Available records:
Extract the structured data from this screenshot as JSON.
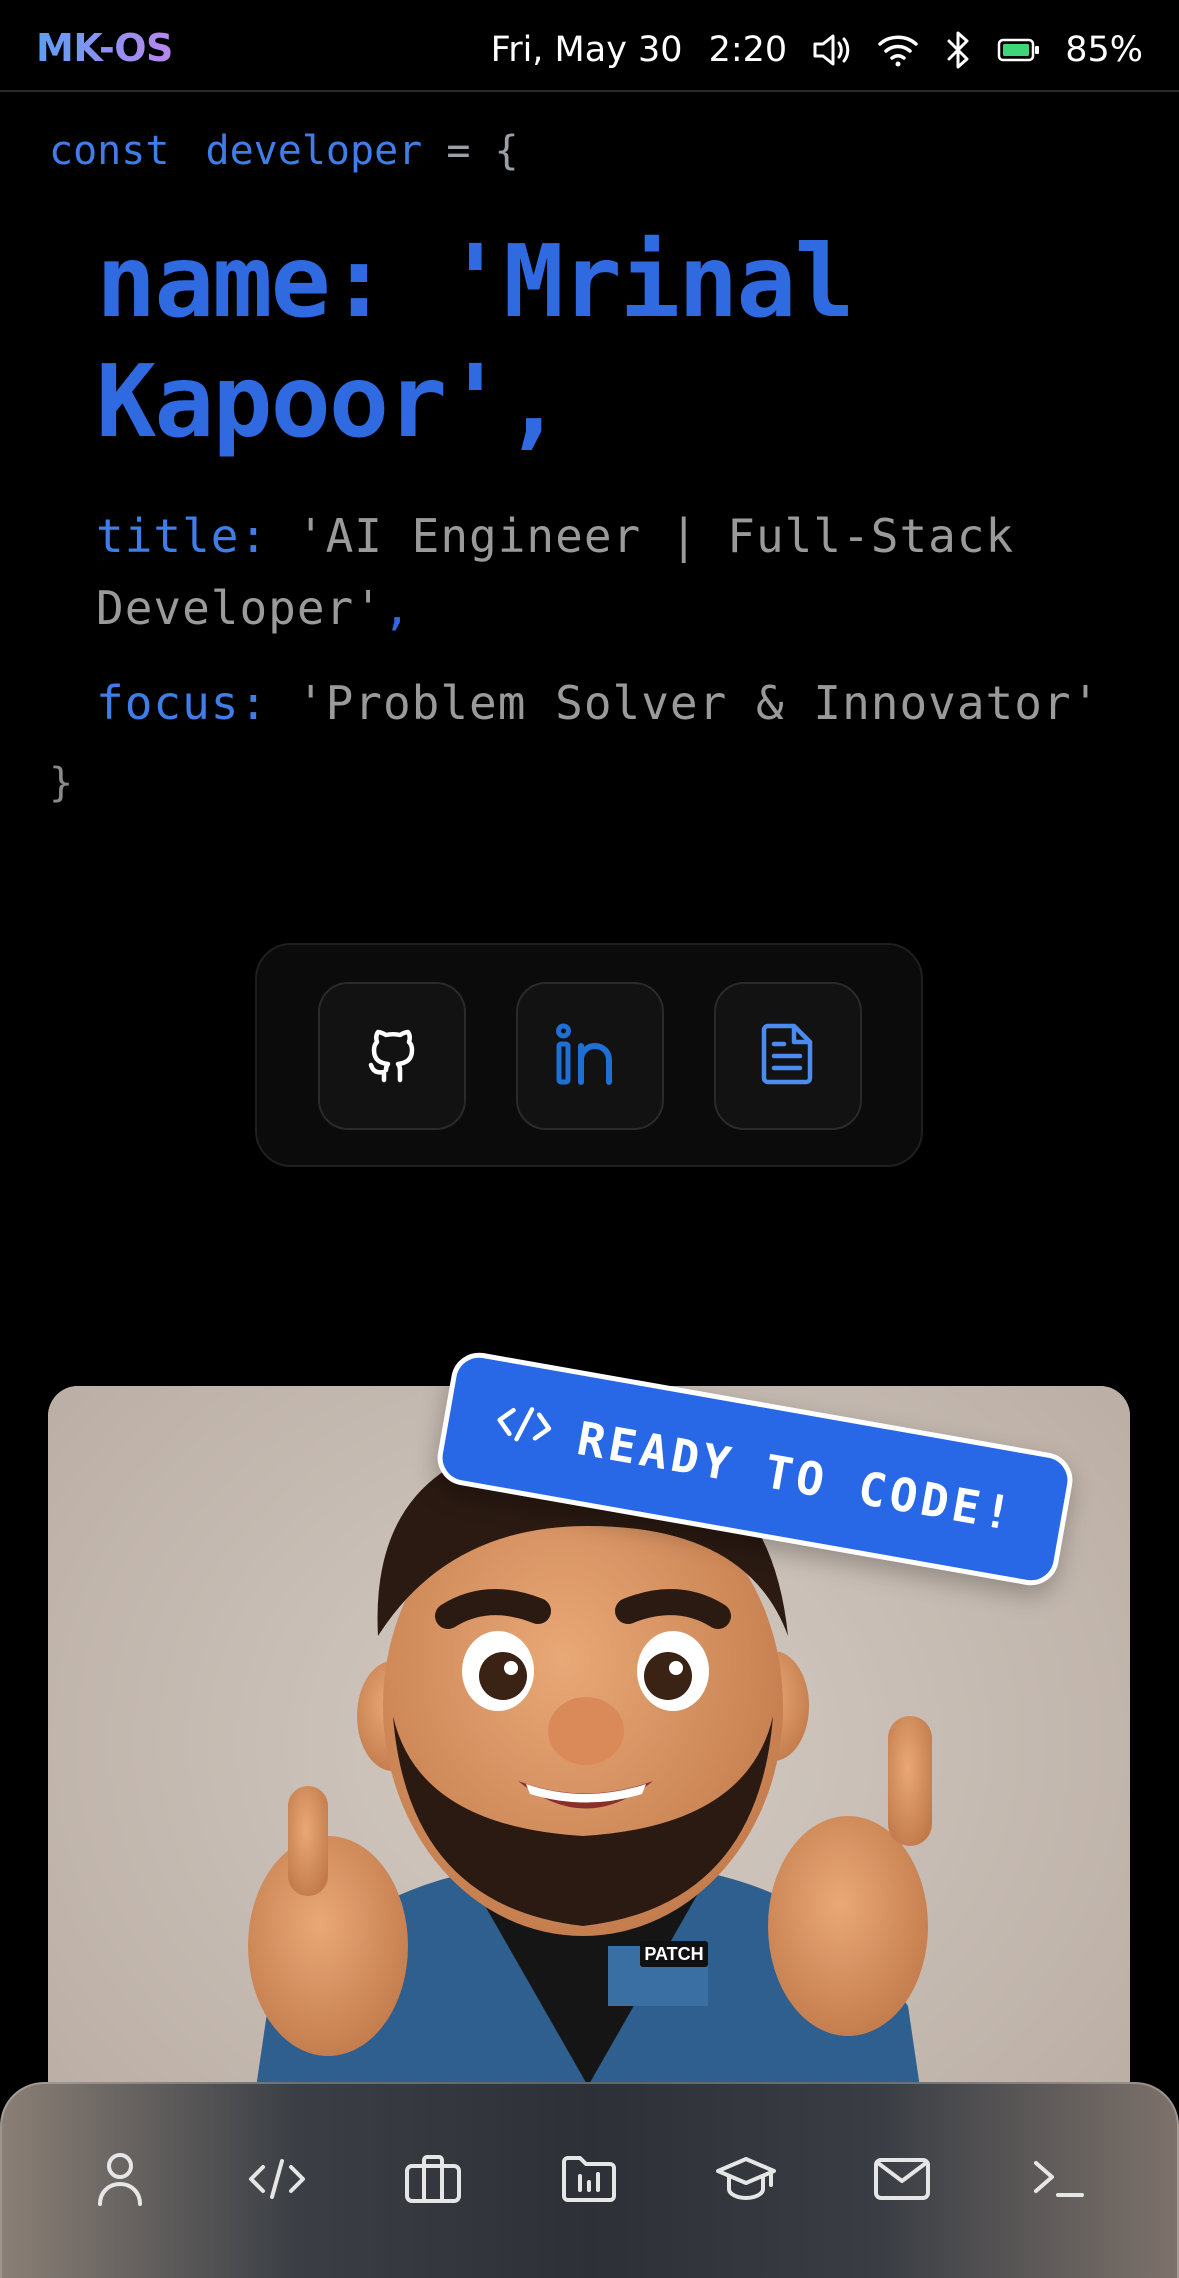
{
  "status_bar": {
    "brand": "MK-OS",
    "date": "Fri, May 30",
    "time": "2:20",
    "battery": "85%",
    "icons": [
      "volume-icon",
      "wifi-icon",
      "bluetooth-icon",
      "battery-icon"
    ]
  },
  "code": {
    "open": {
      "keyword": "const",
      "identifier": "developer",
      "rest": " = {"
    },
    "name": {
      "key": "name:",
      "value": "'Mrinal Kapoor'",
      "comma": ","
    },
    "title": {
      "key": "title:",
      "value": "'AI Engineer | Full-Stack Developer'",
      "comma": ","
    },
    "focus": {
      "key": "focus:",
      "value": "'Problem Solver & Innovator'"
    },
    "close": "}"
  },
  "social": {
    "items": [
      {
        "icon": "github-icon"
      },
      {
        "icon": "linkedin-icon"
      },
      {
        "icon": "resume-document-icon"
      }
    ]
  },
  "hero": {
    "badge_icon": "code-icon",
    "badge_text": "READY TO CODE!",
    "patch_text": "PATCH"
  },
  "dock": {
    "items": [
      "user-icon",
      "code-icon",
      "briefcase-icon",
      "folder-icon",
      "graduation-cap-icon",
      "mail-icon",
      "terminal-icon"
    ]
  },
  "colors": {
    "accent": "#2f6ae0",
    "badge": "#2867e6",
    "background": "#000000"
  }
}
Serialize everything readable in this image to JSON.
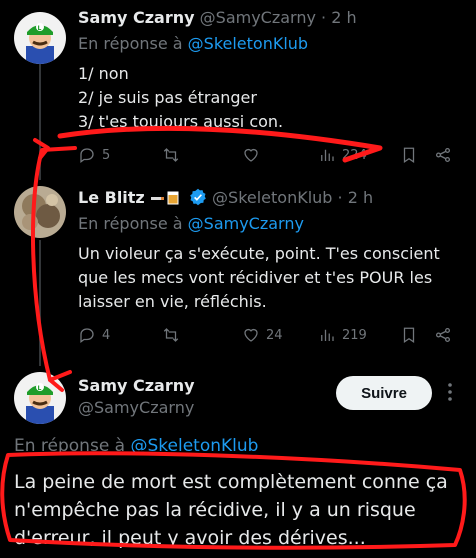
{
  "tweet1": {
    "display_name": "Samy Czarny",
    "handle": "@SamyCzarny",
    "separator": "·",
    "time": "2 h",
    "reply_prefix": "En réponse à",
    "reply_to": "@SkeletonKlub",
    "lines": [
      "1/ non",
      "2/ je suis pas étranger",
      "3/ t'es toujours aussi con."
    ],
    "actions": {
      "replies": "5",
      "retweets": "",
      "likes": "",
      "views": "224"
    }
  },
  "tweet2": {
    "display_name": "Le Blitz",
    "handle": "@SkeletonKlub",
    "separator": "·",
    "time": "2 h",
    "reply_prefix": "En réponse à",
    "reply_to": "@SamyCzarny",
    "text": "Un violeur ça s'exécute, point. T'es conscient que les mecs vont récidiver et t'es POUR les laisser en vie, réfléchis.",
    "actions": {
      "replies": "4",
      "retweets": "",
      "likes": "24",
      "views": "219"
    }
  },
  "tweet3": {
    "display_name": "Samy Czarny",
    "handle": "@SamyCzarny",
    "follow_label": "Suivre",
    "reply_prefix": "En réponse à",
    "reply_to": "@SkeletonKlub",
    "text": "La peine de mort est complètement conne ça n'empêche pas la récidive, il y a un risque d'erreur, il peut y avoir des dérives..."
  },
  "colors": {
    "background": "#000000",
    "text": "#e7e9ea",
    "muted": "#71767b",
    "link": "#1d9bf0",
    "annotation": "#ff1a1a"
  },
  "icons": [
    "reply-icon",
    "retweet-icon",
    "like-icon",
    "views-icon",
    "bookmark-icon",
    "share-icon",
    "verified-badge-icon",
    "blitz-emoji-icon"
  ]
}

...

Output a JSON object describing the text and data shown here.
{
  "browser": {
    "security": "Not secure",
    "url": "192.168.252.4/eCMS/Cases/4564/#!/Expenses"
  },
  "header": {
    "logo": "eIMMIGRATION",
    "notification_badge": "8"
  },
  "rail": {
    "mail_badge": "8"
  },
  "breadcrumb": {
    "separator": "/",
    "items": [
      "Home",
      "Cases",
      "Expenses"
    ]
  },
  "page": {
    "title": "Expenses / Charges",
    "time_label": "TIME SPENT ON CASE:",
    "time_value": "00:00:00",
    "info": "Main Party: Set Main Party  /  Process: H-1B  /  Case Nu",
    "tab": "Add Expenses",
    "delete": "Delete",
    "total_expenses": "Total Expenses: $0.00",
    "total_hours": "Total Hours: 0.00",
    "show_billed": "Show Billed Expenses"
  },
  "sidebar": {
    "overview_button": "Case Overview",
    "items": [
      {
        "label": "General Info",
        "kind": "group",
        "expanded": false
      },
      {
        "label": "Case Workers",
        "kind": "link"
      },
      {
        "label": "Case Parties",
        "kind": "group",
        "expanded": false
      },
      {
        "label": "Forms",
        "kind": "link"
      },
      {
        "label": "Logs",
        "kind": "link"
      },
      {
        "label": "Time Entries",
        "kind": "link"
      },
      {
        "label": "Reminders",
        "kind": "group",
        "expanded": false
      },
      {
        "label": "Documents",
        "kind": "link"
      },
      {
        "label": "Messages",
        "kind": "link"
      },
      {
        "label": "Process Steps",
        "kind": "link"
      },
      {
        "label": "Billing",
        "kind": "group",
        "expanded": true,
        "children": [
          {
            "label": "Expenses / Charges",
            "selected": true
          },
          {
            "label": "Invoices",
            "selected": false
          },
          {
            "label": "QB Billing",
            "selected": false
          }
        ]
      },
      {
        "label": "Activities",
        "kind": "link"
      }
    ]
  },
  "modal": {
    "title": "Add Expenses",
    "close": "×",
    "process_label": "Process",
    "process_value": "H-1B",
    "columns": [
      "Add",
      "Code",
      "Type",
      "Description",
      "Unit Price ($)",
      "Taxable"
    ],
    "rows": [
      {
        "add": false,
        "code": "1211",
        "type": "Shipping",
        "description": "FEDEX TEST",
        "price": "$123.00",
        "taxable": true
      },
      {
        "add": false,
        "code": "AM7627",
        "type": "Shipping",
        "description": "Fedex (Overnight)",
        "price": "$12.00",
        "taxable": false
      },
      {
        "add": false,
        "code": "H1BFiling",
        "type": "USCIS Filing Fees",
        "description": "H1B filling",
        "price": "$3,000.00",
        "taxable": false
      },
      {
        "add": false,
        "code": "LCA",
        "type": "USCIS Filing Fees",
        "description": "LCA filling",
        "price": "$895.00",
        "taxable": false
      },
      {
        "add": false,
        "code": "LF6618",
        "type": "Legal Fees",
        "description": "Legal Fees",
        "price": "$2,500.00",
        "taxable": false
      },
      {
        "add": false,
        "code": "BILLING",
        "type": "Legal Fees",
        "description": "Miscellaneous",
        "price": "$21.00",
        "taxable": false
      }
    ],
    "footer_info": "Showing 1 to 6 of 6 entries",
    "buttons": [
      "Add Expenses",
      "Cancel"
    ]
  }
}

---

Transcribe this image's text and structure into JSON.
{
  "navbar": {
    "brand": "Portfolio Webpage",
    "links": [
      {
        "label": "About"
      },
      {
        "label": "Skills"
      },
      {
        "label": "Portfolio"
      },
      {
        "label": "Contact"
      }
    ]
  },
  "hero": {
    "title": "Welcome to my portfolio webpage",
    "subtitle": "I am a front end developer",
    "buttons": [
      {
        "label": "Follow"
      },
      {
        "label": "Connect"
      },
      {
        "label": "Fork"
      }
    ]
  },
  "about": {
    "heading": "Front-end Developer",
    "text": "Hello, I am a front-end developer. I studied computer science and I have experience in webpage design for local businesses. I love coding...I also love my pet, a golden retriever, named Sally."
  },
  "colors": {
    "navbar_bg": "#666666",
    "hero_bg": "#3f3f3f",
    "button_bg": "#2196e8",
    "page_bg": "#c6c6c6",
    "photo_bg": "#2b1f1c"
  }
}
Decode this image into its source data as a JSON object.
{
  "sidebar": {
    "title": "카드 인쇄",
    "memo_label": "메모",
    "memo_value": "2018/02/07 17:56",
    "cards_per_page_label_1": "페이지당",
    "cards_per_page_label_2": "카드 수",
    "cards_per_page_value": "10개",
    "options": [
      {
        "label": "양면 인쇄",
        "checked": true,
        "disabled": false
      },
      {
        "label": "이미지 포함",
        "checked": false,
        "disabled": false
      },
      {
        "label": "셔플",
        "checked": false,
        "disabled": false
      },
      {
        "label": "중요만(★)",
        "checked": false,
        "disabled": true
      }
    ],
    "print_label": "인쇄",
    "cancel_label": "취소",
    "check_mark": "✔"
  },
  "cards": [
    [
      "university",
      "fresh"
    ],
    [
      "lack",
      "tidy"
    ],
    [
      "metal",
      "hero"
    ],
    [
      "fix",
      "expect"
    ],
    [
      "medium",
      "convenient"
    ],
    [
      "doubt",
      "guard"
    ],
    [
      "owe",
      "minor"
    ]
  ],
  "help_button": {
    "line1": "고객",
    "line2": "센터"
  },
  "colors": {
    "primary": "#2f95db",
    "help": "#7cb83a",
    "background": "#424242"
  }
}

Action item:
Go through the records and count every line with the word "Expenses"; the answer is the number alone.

Expected output:
9